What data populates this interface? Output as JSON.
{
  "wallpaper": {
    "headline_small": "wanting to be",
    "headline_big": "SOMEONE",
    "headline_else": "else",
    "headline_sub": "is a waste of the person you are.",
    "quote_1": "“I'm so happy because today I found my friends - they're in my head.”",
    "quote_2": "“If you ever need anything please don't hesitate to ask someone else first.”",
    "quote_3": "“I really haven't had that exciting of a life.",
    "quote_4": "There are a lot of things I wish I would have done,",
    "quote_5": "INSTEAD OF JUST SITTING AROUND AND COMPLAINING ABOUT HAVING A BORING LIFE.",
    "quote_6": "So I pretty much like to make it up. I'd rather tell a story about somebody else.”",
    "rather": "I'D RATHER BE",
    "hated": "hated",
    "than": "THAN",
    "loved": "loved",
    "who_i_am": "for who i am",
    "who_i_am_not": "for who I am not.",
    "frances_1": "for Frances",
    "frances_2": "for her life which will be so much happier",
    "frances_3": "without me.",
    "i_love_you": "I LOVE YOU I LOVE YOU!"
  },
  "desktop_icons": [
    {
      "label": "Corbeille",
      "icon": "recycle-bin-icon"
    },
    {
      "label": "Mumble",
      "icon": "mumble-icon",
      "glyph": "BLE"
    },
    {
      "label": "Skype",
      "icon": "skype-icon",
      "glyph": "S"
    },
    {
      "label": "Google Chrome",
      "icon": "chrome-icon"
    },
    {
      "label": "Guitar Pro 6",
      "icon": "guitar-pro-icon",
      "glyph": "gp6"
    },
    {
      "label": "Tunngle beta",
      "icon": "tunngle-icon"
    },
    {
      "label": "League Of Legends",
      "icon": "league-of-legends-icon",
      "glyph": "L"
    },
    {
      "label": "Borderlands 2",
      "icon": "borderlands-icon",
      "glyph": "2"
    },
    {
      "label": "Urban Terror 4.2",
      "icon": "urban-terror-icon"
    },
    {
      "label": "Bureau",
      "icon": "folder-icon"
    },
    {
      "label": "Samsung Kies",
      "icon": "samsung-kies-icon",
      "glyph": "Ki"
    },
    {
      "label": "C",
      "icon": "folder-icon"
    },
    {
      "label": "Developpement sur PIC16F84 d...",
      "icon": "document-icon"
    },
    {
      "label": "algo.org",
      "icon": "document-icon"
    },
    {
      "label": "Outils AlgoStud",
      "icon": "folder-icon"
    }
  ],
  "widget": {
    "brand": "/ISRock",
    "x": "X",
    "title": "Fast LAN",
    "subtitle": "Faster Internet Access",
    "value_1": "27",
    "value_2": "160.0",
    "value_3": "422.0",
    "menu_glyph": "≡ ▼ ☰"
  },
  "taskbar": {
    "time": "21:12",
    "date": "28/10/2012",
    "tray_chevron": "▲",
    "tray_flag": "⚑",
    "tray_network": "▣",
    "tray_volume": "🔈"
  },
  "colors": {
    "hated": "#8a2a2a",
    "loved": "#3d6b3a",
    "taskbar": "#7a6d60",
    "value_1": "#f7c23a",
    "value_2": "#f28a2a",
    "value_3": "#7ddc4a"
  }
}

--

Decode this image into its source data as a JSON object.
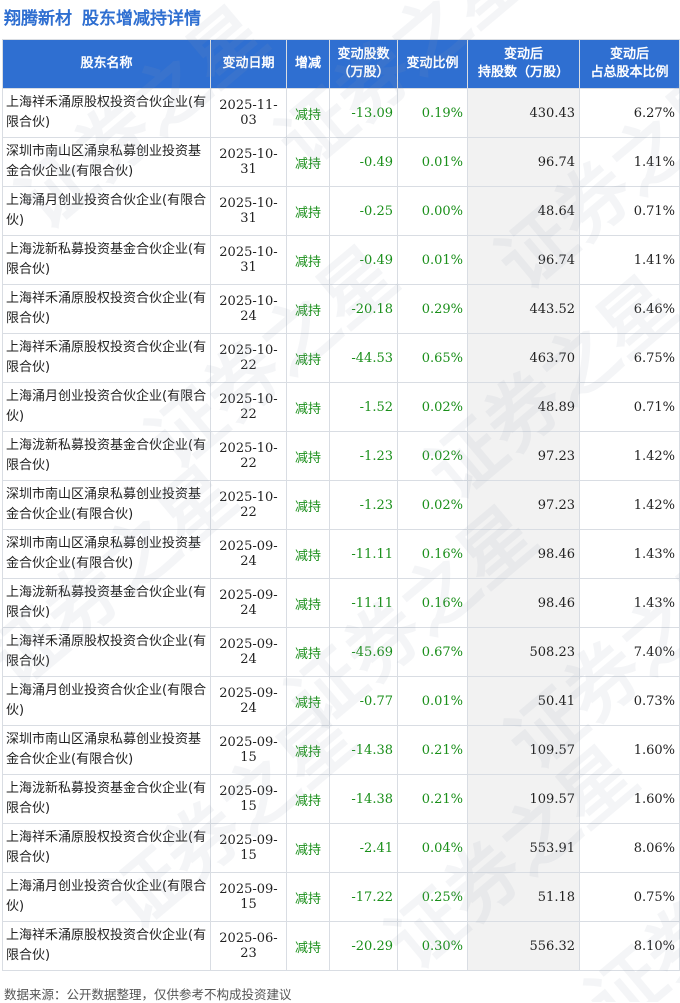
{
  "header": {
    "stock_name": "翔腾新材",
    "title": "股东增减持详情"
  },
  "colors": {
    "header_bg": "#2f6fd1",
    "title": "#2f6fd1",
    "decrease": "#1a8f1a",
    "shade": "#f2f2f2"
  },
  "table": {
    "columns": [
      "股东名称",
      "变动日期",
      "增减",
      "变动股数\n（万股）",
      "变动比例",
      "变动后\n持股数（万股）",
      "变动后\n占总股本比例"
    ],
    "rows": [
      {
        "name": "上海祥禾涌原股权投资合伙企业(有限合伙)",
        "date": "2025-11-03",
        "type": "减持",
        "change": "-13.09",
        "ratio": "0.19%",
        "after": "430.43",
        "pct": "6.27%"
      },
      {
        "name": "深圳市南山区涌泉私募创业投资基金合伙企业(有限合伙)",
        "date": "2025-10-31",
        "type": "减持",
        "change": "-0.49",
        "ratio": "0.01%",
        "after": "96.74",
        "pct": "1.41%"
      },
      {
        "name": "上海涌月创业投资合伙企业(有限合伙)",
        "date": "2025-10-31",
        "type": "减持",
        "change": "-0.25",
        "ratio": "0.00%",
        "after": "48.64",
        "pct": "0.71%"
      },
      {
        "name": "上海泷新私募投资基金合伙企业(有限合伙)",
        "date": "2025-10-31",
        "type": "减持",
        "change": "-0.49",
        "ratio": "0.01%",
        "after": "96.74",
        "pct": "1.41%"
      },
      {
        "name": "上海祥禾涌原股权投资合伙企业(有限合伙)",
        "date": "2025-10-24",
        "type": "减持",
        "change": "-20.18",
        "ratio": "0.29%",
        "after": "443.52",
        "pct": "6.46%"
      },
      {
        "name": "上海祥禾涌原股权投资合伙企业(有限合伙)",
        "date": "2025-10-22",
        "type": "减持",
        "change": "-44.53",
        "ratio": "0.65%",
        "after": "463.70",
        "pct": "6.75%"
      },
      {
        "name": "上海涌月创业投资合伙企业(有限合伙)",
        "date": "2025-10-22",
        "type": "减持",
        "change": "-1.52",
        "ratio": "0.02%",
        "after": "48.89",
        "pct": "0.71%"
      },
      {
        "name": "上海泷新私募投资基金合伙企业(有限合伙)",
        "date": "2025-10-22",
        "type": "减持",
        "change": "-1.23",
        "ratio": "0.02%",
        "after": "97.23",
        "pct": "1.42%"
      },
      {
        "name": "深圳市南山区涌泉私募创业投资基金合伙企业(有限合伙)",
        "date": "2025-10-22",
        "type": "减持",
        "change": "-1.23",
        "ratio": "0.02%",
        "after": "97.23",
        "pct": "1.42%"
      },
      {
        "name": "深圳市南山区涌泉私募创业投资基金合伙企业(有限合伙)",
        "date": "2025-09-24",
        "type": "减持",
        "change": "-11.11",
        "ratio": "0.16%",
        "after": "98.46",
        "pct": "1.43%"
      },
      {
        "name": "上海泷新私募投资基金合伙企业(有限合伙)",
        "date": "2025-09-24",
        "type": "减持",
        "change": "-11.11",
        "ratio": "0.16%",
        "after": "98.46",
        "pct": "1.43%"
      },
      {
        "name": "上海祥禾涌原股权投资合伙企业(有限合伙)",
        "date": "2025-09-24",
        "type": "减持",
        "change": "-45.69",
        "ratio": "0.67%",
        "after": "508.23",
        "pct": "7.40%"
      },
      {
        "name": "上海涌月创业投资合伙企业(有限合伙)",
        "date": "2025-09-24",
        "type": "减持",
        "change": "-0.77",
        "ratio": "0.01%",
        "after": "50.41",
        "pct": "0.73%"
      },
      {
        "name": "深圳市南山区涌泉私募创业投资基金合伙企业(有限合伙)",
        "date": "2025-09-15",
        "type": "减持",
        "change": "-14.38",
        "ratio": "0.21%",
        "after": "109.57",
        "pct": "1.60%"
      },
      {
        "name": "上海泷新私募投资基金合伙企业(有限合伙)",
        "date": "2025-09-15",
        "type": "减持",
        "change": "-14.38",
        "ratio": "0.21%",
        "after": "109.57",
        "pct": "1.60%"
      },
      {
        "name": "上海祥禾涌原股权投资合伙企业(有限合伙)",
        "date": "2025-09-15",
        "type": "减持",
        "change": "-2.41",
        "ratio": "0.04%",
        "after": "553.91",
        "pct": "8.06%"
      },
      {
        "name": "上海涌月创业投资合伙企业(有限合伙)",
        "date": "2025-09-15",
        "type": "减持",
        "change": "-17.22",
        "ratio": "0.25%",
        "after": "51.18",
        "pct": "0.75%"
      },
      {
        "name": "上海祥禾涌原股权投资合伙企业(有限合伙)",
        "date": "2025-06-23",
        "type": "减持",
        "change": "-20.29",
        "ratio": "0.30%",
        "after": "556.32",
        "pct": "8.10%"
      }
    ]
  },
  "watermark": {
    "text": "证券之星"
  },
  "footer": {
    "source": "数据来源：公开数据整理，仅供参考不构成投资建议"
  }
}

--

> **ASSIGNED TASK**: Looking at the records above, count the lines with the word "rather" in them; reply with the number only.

> **PROBLEM SOLUTION**: 2